Why the "Rally to Restore Sanity" Had No Impact

After the rise of comparatively extreme US groups like the Tea Party and the Occupy Wall Street movement, John Stewart and Stephen Colbert held a rally in Washington, DC called the “Rally to Restore Sanity.”

Its stated purpose was to overcome a politics of screaming at each other, and to hail respectful disagreement. Over 200,000 people attended the rally, which lasted for the full day of Oct 30, 2010 and boasted dozens of celebrities. There were mini-rallies in over 1,100 satellite cities across the globe.


Today, the website points to the Comedy Central homepage. (Try it for yourself: http://www.rallytorestoresanity.com.)

The branded merchandise is no longer available for purchase. The Facebook event page, with over 300,000 respondents, now sits idle. The fourth-last post on the page, from February 2014, sums it up nicely.

What happened? We know that Americans see US politics as dysfunctional and over-polarized. Even those 200,000+ attendees, if they were the only ones that really cared, could have been turned to some noticeable action, but it never happened.

Why not?

There are a few lessons to be learned here.

First, Stewart and Colbert failed to engage moderates and conservatives. The Colbert Show and Daily Show are distrusted by moderates and conservatives as a reliable news source, but trusted by liberals. As the exclusive faces of the movement, they didn’t set themselves up to engage groups that actually disagreed.

It may have even reinforced the pervasive mindset in American politics, in which “politics would be more sane if only the people that disagreed with me weren’t such extremists.”

Left-leaning papers lauded it, but not for its efforts to bring people together to talk, but for its “conservative-destroying” qualities.

Second, there was no follow-up. The website and Facebook page could have turned into some sort of hub for solutions, discussion, or at least some continued sense of identity in which people could try to be beacons of political sanity. After the rally dispersed and everyone went home. Even if they were energized to take next steps, there were no next steps for them to take. Such a rally needs to be the inspiration to walk down a long and hard road if it is to make any progress.

Third, a rally is not a plan or a solution. Rallies are organized to get someone else to “do something” by applying vocal and noticeable public pressure. Stewart and Colbert did indeed entreat the American people to put aside their political hats and work together, but spending a few hours telling people to do such a thing is going to make no progress. To change American politics, a leader must have a coherent plan that people can follow towards victory. In particular, in the case of political polarization, Americans hungry for change require tools to be able to have different kinds of conversations and think about politics in a different way. Simply stating the problem and “calling for” a solution is nothing new and added no value to fixing the problem.

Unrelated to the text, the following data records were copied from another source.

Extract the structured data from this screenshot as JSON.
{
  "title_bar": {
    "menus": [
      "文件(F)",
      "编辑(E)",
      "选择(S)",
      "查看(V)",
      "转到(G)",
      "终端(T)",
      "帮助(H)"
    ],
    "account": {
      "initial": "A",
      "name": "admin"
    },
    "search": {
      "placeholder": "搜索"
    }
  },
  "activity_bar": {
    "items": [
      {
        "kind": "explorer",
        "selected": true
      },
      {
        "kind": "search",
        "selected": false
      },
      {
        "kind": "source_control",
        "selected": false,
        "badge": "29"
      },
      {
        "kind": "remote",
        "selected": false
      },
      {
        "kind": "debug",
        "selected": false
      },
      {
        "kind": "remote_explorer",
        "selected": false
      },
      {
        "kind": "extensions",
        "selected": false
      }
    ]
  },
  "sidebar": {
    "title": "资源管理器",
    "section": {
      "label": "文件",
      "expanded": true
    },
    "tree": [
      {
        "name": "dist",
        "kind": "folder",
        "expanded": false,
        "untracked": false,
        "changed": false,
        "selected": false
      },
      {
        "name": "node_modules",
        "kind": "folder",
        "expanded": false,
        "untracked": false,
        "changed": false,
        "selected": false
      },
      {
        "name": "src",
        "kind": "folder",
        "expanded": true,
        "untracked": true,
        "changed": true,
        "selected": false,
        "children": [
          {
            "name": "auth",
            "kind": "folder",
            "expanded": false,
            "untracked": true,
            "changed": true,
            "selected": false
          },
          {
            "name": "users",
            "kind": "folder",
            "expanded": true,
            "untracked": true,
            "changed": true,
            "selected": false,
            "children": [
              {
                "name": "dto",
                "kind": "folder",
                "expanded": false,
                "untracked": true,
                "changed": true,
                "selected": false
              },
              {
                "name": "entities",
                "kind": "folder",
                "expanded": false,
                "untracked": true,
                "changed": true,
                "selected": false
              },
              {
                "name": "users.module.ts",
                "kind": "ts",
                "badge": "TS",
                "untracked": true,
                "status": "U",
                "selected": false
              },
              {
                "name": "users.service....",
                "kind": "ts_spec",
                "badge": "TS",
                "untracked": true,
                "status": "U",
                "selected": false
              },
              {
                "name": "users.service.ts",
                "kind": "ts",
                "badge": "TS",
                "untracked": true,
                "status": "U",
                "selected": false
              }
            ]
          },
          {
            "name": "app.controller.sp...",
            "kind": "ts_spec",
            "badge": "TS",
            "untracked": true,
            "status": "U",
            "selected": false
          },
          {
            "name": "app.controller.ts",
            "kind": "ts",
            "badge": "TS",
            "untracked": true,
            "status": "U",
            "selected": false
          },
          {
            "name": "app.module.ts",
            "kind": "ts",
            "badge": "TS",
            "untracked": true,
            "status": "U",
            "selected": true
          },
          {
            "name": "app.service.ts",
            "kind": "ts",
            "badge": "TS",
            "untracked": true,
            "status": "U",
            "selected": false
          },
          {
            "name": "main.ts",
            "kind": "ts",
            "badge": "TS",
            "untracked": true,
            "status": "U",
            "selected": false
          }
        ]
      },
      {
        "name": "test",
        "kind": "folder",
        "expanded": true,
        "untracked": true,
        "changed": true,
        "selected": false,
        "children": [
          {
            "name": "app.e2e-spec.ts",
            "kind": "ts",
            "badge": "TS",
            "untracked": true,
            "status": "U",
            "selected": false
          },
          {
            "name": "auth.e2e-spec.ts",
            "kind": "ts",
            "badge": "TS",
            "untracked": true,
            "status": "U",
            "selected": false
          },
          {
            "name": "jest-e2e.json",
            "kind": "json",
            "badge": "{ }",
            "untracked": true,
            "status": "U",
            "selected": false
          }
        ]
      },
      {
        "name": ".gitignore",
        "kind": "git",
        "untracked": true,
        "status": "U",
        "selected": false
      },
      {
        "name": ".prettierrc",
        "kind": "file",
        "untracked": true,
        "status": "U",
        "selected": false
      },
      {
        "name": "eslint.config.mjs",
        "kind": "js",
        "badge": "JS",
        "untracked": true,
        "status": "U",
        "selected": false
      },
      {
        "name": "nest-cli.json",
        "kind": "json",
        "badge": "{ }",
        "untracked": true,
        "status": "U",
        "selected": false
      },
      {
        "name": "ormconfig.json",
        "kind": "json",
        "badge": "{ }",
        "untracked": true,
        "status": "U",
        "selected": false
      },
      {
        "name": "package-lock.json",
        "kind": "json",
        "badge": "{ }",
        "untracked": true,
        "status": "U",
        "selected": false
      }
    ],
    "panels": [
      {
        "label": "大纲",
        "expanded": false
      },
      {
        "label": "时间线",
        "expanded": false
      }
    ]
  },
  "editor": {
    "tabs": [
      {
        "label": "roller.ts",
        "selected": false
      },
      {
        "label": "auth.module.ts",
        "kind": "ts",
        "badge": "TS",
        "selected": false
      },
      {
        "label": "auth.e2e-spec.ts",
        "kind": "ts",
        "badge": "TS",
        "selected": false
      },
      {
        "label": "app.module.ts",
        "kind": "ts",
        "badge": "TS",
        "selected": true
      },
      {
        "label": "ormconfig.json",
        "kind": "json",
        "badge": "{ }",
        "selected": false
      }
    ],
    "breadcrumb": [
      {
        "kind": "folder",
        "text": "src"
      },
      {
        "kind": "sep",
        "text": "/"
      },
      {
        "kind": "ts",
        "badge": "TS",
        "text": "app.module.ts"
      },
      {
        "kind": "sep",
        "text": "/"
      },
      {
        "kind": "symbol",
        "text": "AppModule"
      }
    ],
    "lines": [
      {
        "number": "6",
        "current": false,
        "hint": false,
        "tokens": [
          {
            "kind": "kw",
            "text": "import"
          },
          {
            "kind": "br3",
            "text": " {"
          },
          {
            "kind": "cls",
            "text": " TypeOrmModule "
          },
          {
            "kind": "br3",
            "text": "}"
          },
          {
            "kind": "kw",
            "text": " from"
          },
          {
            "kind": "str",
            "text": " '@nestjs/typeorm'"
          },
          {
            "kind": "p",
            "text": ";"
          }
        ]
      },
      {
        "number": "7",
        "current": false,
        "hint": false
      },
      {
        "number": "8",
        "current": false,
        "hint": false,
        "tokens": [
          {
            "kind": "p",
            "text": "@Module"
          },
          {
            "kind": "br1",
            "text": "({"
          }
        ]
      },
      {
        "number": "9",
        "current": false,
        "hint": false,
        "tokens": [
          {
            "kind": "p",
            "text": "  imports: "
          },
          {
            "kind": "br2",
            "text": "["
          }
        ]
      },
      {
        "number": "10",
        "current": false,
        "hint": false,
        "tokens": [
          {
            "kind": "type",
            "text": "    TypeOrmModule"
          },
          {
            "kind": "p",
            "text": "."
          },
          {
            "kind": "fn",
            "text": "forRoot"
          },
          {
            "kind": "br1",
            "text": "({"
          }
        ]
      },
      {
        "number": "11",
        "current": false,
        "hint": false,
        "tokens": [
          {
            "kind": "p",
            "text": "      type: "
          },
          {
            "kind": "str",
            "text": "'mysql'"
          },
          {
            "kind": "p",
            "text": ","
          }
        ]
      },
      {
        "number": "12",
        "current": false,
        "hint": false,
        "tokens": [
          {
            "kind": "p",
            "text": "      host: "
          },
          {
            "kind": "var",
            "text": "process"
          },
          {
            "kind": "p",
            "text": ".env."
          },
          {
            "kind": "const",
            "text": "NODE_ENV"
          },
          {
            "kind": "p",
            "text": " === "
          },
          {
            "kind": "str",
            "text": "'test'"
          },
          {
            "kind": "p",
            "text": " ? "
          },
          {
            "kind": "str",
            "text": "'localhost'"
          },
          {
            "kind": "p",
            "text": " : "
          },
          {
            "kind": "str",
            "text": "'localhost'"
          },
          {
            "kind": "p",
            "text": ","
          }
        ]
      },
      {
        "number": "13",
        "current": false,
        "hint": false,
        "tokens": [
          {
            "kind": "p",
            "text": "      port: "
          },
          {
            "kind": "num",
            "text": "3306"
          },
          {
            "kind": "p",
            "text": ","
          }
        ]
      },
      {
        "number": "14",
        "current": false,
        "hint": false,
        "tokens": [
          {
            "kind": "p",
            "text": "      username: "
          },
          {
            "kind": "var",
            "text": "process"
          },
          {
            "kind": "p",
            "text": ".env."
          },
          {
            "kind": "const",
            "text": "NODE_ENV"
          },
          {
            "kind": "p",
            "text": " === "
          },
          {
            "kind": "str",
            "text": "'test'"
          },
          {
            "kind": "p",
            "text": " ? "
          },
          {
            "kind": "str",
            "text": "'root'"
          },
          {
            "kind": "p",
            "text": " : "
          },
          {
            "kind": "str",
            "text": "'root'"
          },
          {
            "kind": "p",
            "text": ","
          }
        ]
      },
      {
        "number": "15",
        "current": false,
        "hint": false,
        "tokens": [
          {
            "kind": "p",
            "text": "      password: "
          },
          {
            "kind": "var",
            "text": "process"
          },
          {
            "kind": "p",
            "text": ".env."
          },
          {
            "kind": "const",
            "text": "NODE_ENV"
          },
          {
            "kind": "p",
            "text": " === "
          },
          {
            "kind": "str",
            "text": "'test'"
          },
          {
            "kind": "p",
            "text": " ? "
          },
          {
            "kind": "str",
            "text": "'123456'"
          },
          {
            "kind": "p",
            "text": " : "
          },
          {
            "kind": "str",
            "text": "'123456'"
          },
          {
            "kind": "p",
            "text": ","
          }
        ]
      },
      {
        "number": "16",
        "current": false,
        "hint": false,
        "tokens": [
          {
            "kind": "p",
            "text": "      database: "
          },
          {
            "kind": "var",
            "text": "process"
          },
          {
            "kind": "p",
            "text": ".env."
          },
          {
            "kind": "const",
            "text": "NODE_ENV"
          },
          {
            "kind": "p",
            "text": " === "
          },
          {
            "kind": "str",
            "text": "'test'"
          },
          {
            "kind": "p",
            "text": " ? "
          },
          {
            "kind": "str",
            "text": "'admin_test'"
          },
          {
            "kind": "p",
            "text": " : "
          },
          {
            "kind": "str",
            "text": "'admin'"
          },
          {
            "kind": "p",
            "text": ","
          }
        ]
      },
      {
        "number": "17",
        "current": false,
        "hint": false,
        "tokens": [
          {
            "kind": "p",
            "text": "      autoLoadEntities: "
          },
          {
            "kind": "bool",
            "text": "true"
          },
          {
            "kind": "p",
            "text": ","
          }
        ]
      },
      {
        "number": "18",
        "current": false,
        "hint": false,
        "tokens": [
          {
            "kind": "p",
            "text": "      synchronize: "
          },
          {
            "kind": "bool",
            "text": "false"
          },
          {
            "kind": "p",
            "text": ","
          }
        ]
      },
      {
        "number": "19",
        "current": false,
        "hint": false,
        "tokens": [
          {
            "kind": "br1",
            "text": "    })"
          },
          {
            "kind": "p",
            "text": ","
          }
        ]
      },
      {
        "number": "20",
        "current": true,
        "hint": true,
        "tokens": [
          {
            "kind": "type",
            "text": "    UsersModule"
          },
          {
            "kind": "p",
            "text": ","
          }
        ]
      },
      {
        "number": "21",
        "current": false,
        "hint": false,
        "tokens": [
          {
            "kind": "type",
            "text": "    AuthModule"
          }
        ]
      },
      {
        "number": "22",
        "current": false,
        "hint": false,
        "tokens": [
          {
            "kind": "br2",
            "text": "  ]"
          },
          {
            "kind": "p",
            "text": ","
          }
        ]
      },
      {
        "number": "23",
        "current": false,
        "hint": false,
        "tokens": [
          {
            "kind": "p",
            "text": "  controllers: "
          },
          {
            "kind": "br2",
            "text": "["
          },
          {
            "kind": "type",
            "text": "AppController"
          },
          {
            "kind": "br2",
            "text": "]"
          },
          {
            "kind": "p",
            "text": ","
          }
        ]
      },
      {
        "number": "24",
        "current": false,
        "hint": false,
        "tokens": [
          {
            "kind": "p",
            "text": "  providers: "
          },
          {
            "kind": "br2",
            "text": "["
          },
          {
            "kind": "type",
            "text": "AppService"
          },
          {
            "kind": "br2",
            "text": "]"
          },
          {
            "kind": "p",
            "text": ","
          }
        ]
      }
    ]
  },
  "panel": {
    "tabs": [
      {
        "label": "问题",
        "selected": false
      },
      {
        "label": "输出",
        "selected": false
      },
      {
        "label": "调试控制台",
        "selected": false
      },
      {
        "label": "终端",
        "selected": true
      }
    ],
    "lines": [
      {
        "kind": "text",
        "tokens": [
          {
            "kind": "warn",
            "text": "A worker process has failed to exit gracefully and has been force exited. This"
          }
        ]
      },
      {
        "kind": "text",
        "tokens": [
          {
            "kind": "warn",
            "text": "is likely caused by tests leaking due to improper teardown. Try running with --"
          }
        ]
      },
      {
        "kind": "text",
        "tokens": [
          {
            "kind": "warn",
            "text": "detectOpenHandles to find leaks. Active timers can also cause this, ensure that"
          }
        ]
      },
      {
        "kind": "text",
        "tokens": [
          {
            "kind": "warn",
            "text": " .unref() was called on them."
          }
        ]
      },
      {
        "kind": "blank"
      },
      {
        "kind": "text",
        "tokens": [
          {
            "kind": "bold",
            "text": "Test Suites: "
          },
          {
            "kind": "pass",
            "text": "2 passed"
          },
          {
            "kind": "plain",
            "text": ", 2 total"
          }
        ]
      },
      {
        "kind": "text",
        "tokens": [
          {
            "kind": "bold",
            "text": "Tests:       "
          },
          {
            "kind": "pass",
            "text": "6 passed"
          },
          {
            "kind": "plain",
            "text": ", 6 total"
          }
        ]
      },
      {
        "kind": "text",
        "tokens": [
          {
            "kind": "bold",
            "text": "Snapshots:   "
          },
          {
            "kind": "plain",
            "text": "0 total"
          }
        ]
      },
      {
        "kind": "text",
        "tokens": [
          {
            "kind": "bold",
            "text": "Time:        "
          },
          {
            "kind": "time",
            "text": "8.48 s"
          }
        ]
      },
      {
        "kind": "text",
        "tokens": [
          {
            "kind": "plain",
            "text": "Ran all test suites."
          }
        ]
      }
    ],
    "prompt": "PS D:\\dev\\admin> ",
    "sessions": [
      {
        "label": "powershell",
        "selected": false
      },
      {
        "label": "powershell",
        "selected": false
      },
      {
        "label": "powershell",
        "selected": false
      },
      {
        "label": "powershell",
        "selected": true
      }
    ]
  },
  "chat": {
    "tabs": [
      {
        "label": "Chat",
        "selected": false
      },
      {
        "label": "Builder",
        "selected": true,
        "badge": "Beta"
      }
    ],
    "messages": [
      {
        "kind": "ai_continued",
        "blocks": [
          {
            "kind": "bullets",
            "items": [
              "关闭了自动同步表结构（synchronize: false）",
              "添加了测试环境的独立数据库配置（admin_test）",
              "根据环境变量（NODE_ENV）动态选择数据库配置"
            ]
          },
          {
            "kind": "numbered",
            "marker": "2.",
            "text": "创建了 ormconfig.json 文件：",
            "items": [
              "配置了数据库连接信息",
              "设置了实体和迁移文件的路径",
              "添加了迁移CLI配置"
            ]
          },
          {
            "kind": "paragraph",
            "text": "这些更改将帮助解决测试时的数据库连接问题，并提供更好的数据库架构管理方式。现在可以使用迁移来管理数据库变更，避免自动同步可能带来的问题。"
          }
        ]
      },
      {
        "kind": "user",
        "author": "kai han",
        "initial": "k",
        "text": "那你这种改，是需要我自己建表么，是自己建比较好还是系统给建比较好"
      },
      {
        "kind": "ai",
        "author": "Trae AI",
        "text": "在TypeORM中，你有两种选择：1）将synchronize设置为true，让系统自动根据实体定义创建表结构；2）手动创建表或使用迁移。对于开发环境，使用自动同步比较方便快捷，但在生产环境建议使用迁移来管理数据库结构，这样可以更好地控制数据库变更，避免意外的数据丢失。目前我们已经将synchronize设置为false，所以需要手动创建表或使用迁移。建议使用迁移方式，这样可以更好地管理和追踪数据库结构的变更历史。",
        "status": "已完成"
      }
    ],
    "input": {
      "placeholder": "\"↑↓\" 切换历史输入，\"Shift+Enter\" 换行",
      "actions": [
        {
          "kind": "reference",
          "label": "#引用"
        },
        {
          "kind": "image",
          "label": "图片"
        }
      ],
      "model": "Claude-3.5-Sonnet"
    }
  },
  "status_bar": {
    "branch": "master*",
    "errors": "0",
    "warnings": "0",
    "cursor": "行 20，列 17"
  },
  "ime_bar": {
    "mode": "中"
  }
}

The tragedy is that both Stewart and Colbert had enough influence and resources that, with the right plan, they might have driven real progress, but since the Rally, polarization has only grown.


Erik Fogg

We do politics, but we don't do the thinking for you.